The house has an intimate feel, it is not on the grand scale of Como or Rippon Lea. There are no grand rooms designed for the lavish entertaining of large numbers of people, rather the rooms are on a smaller scale appropriate for entertaining relatively small groups of friends and acquaintances. The decoration of the house gives some indication of the types of guests invited to Beleura. In one of the rooms there is a picture of Norman Lindsay, who was a family friend. In another room is a framed letter from Nelly Melba, recommending a New York interior designer. Another set of rooms were set aside for Melba's use when she visited.

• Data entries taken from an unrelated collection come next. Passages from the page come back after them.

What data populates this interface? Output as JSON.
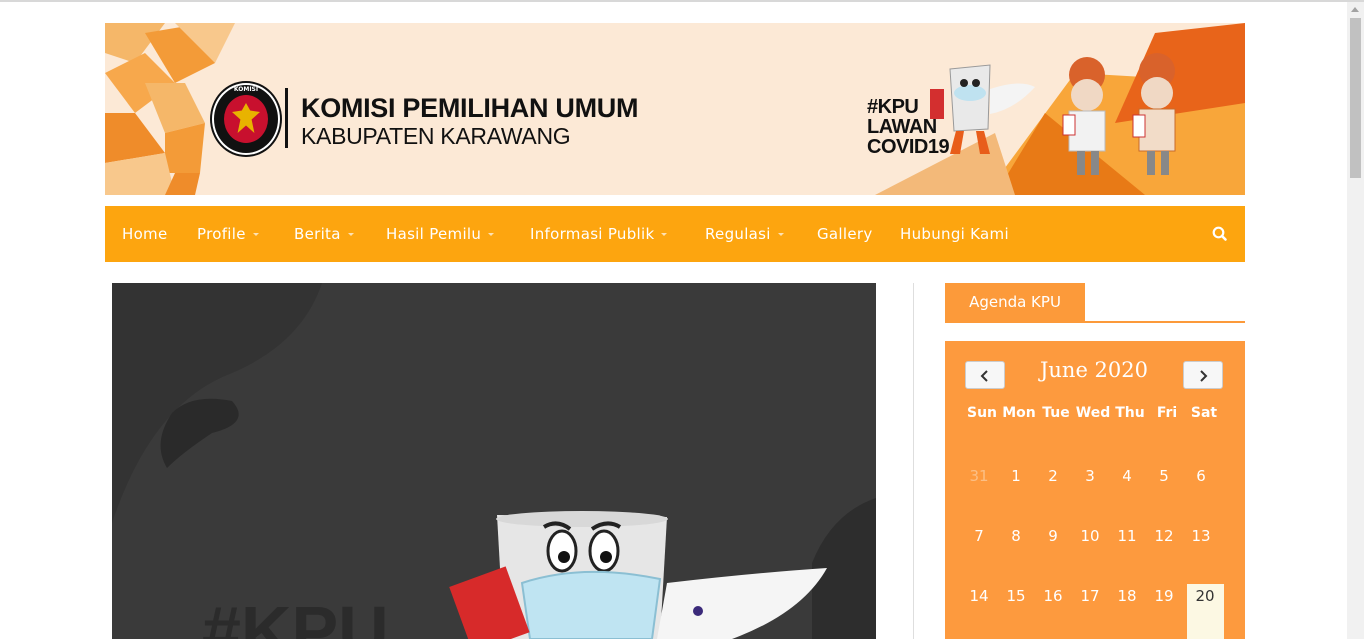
{
  "header": {
    "title_line1": "KOMISI PEMILIHAN UMUM",
    "title_line2": "KABUPATEN KARAWANG",
    "logo_text": "KOMISI",
    "campaign": [
      "#KPU",
      "LAWAN",
      "COVID19"
    ]
  },
  "nav": {
    "items": [
      {
        "label": "Home",
        "dropdown": false
      },
      {
        "label": "Profile",
        "dropdown": true
      },
      {
        "label": "Berita",
        "dropdown": true
      },
      {
        "label": "Hasil Pemilu",
        "dropdown": true
      },
      {
        "label": "Informasi Publik",
        "dropdown": true
      },
      {
        "label": "Regulasi",
        "dropdown": true
      },
      {
        "label": "Gallery",
        "dropdown": false
      },
      {
        "label": "Hubungi Kami",
        "dropdown": false
      }
    ],
    "search_icon": "search-icon"
  },
  "sidebar": {
    "tab_label": "Agenda KPU",
    "calendar": {
      "month_label": "June 2020",
      "weekdays": [
        "Sun",
        "Mon",
        "Tue",
        "Wed",
        "Thu",
        "Fri",
        "Sat"
      ],
      "weeks": [
        [
          "31",
          "1",
          "2",
          "3",
          "4",
          "5",
          "6"
        ],
        [
          "7",
          "8",
          "9",
          "10",
          "11",
          "12",
          "13"
        ],
        [
          "14",
          "15",
          "16",
          "17",
          "18",
          "19",
          "20"
        ]
      ],
      "today": "20",
      "prev_icon": "chevron-left-icon",
      "next_icon": "chevron-right-icon"
    }
  },
  "colors": {
    "brand_orange": "#fda50f",
    "calendar_orange": "#fd9a3e",
    "banner_bg": "#fce9d6"
  }
}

Most walls are adorned with art - paintings and sculpture. The painting styles are varied with some fairly buttoned up 18th century pieces and in other rooms nudes. The ceilings of the entrance hall, main dining room and drawing room are covered by frescos, with liberal displays of flesh. John apparently complained to the painter of the excessive nudity in the frescos and the painter had his revenge, depicting John in his gardening clothes. The photograph at right displays - in wide angle - the main dining room. Part of the ceiling fresco can be seen.
John considered it wasteful to warm the whole house in the wintertime, as there were generally only two people living in it most of the time - John and his (male) housekeeper. So, he built two flats external to the house, one for himself and the other for the house keeper. He rarely left the property, as it contained all he required. He, or maybe his housekeeper, ordered by phone his requirements from Myer - he was a substantial shareholder.
The house is set in 20 acres of beautiful gardens. The garden follows the same pattern as the house. There is only one large section, the formal garden in front of the house, as illustrated at left. Most of the garden consists of relatively small "rooms" each following particular themes. The themed garden rooms include: the Italian Walk, the Hansel and Gretel garden, the Roman Ruin "Folly", the fruit and vegetable garden and the Japanese garden with a temple structure overlooking a lake, illustrated at right.
The garden is undergoing constant renovation and new areas are being added so the House and Garden will repay regular future visits.
John Tallis died in 1996 and bequeathed the House and Garden to the people of Victoria. He set up a trust to assist with the maintenance of the house. As well the trust provides scholarships for young musicians.
Regular concerts are held in the Melba room in a building near the main house.